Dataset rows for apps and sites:
[Start of section]
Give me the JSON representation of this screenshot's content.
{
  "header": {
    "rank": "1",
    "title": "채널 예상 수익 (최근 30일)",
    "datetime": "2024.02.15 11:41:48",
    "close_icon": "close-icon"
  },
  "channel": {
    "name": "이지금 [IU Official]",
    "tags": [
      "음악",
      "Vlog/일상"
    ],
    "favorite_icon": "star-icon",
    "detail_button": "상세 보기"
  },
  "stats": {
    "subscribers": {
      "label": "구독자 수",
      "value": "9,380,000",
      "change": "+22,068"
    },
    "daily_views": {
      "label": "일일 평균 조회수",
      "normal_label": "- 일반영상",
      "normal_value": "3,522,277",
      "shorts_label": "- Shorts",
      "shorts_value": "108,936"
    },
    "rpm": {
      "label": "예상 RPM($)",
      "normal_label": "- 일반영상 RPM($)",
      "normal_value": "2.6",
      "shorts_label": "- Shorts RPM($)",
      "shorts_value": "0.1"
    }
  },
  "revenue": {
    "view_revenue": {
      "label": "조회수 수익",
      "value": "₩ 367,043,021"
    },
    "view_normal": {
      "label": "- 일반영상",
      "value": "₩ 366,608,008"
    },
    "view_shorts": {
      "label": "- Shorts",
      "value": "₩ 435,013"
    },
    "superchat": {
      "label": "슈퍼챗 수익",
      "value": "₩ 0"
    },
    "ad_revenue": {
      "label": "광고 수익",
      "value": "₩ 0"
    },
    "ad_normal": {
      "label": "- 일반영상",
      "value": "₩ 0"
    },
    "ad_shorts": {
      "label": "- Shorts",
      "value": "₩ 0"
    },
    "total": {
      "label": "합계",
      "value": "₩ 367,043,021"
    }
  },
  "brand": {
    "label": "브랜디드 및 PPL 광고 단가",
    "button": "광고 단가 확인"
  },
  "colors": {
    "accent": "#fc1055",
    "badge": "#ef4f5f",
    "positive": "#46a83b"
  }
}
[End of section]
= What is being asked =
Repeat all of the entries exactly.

= Task answer =
Give me the JSON representation of this screenshot's content.
{
  "header": {
    "rank": "1",
    "title": "채널 예상 수익 (최근 30일)",
    "datetime": "2024.02.15 11:41:48",
    "close_icon": "close-icon"
  },
  "channel": {
    "name": "이지금 [IU Official]",
    "tags": [
      "음악",
      "Vlog/일상"
    ],
    "favorite_icon": "star-icon",
    "detail_button": "상세 보기"
  },
  "stats": {
    "subscribers": {
      "label": "구독자 수",
      "value": "9,380,000",
      "change": "+22,068"
    },
    "daily_views": {
      "label": "일일 평균 조회수",
      "normal_label": "- 일반영상",
      "normal_value": "3,522,277",
      "shorts_label": "- Shorts",
      "shorts_value": "108,936"
    },
    "rpm": {
      "label": "예상 RPM($)",
      "normal_label": "- 일반영상 RPM($)",
      "normal_value": "2.6",
      "shorts_label": "- Shorts RPM($)",
      "shorts_value": "0.1"
    }
  },
  "revenue": {
    "view_revenue": {
      "label": "조회수 수익",
      "value": "₩ 367,043,021"
    },
    "view_normal": {
      "label": "- 일반영상",
      "value": "₩ 366,608,008"
    },
    "view_shorts": {
      "label": "- Shorts",
      "value": "₩ 435,013"
    },
    "superchat": {
      "label": "슈퍼챗 수익",
      "value": "₩ 0"
    },
    "ad_revenue": {
      "label": "광고 수익",
      "value": "₩ 0"
    },
    "ad_normal": {
      "label": "- 일반영상",
      "value": "₩ 0"
    },
    "ad_shorts": {
      "label": "- Shorts",
      "value": "₩ 0"
    },
    "total": {
      "label": "합계",
      "value": "₩ 367,043,021"
    }
  },
  "brand": {
    "label": "브랜디드 및 PPL 광고 단가",
    "button": "광고 단가 확인"
  },
  "colors": {
    "accent": "#fc1055",
    "badge": "#ef4f5f",
    "positive": "#46a83b"
  }
}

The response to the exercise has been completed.